● What to work on: Show every line of the data that contains the string "screenshot".

== Data extracts

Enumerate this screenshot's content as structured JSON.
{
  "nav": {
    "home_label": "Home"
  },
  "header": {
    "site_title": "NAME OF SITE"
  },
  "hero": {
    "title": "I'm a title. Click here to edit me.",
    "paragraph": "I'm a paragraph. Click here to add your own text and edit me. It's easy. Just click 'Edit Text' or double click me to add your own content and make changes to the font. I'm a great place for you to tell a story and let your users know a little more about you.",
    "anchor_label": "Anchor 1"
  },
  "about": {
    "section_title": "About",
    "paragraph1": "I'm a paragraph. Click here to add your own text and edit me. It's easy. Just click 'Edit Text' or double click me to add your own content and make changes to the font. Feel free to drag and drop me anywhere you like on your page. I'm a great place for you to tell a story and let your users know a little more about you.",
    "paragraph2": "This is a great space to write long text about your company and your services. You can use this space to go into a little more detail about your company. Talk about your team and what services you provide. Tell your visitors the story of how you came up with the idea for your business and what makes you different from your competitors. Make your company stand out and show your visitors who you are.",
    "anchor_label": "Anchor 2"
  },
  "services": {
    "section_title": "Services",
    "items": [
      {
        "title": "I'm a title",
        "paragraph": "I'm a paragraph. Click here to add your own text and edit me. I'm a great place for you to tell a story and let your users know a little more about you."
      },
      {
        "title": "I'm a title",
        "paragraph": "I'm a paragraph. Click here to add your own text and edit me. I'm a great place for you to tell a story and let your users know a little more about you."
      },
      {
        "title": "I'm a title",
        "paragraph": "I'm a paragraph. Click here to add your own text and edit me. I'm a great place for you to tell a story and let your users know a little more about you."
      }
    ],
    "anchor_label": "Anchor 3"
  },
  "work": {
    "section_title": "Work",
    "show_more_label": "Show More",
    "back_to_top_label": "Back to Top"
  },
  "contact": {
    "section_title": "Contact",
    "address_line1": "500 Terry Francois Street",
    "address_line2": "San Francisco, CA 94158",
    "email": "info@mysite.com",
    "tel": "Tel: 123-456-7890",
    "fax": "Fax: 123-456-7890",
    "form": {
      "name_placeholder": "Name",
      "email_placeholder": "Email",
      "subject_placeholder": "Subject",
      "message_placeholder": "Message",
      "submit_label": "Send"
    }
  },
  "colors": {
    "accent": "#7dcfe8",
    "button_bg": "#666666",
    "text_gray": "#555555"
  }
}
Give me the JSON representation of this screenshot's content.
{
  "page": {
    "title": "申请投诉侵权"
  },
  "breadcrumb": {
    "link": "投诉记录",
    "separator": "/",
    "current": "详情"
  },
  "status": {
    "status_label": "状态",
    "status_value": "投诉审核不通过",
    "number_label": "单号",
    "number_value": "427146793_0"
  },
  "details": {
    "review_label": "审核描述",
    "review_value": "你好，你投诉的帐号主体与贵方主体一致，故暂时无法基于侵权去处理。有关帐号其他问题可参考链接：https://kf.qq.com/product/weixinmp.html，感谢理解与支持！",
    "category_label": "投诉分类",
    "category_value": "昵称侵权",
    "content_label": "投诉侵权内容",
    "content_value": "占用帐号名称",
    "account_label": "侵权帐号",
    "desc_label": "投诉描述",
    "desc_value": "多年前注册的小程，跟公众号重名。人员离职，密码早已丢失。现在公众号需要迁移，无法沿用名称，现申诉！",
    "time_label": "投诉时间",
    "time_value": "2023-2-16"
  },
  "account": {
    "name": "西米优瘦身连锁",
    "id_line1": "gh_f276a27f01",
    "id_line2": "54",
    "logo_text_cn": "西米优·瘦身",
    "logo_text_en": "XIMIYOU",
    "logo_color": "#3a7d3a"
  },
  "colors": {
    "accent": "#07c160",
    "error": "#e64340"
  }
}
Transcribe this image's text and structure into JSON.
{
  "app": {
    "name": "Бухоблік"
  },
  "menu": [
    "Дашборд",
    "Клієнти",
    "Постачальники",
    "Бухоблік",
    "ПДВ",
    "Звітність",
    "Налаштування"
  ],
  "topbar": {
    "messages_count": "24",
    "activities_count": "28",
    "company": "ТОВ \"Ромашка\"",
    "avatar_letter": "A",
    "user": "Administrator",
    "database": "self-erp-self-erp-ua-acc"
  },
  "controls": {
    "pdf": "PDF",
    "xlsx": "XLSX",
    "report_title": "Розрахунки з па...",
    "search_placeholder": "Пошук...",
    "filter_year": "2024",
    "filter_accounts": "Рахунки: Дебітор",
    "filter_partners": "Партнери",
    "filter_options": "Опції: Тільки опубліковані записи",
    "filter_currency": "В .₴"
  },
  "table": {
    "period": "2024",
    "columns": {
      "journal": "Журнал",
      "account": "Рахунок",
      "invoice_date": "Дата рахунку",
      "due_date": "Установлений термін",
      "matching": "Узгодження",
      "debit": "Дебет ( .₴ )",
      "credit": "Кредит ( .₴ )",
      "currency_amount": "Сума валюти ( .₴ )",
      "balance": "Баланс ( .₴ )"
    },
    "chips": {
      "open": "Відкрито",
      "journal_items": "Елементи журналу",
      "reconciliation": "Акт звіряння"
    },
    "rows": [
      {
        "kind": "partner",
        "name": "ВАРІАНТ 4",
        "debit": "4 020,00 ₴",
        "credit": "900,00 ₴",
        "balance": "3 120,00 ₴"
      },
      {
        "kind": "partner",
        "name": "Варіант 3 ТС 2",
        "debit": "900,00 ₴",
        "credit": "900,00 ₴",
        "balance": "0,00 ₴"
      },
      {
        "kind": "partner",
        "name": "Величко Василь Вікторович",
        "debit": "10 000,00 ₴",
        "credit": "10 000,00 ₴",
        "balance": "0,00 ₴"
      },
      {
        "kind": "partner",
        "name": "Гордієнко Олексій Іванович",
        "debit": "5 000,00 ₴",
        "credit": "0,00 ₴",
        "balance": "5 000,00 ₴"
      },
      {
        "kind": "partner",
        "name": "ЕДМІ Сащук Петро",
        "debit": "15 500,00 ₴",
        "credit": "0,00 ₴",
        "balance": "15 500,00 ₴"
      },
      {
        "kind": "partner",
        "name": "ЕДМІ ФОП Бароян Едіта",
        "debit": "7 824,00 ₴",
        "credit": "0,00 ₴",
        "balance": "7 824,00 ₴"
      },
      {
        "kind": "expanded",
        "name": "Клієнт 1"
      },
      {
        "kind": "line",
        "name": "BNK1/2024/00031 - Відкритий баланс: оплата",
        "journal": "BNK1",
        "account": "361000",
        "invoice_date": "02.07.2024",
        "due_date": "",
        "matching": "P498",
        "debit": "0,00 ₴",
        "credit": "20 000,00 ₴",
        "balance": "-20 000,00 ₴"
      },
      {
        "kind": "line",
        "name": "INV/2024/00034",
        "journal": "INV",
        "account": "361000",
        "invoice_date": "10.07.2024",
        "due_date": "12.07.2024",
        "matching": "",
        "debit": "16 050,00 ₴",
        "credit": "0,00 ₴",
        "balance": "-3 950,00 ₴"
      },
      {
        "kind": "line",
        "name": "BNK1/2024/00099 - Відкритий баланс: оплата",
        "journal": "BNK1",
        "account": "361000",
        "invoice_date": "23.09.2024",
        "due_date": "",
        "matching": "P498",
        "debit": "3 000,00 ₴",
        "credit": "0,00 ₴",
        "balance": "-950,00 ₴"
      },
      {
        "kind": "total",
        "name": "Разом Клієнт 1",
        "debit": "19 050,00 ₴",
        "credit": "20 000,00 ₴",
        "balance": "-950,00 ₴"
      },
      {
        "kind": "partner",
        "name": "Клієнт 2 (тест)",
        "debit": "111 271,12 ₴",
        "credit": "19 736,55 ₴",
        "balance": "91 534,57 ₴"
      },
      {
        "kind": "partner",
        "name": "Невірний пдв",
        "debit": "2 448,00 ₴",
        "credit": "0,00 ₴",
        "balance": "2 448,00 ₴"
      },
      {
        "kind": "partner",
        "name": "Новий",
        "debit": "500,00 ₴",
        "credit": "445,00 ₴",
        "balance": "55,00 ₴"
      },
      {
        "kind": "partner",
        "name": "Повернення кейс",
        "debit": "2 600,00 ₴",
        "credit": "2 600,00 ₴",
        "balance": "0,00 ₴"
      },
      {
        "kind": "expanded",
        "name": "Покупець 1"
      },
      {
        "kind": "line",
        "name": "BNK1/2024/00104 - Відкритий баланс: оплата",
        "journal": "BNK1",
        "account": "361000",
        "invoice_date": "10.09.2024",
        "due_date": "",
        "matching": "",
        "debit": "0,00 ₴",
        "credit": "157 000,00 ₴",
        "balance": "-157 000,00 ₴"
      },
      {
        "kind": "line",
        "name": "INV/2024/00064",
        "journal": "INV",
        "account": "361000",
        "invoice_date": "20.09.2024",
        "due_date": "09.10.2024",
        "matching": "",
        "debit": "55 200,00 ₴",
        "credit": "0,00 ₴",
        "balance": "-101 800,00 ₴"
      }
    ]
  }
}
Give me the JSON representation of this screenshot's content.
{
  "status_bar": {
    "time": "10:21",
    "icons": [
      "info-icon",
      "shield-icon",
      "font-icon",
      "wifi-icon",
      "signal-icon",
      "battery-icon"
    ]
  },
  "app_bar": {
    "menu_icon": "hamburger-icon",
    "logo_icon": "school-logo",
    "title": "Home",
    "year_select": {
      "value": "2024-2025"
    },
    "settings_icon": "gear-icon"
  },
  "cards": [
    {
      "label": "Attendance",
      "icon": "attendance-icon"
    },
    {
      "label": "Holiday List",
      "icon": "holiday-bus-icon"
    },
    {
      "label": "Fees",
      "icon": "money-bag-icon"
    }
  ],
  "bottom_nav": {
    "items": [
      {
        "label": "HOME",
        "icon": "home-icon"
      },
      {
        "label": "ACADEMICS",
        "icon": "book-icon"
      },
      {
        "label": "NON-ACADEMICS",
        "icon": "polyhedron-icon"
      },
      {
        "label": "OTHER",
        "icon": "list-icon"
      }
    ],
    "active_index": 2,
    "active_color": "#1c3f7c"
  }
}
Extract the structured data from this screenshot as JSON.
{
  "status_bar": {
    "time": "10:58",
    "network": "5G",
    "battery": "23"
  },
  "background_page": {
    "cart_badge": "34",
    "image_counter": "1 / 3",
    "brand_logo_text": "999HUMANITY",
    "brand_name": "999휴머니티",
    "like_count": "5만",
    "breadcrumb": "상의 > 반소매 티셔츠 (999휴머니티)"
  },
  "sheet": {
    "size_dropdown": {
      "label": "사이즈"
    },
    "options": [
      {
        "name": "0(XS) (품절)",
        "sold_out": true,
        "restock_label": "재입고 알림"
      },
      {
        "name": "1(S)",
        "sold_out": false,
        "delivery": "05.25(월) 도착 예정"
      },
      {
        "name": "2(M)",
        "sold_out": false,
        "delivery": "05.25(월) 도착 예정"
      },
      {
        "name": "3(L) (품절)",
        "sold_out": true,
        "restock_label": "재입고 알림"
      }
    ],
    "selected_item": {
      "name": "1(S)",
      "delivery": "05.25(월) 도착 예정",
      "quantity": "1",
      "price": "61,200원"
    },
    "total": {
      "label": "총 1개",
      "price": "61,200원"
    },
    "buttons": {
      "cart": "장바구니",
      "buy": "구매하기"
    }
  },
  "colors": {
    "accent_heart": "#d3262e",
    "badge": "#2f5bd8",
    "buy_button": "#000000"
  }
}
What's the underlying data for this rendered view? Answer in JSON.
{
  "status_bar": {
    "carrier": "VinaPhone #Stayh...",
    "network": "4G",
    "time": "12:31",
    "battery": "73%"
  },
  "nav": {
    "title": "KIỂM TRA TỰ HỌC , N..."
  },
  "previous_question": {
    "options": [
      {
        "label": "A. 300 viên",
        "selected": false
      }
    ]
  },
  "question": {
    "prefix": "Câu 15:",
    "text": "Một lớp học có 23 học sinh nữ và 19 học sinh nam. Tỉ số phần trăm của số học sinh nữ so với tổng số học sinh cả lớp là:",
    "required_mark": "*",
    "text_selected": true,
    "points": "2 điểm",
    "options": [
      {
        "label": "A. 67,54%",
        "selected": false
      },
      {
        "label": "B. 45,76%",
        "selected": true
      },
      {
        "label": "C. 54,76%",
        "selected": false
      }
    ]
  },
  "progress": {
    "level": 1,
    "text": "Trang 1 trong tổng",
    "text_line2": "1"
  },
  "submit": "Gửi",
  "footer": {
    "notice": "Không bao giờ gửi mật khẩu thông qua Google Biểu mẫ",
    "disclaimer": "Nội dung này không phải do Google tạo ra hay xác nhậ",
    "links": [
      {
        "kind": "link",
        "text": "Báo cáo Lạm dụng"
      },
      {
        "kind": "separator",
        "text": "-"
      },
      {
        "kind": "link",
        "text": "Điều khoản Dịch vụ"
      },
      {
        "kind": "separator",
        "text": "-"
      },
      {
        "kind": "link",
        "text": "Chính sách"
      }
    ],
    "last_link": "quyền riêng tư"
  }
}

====

● Written answer:
Enumerate this screenshot's content as structured JSON.
Give me the JSON representation of this screenshot's content.
Give me the JSON representation of this screenshot's content.
Extract the structured data from this screenshot as JSON.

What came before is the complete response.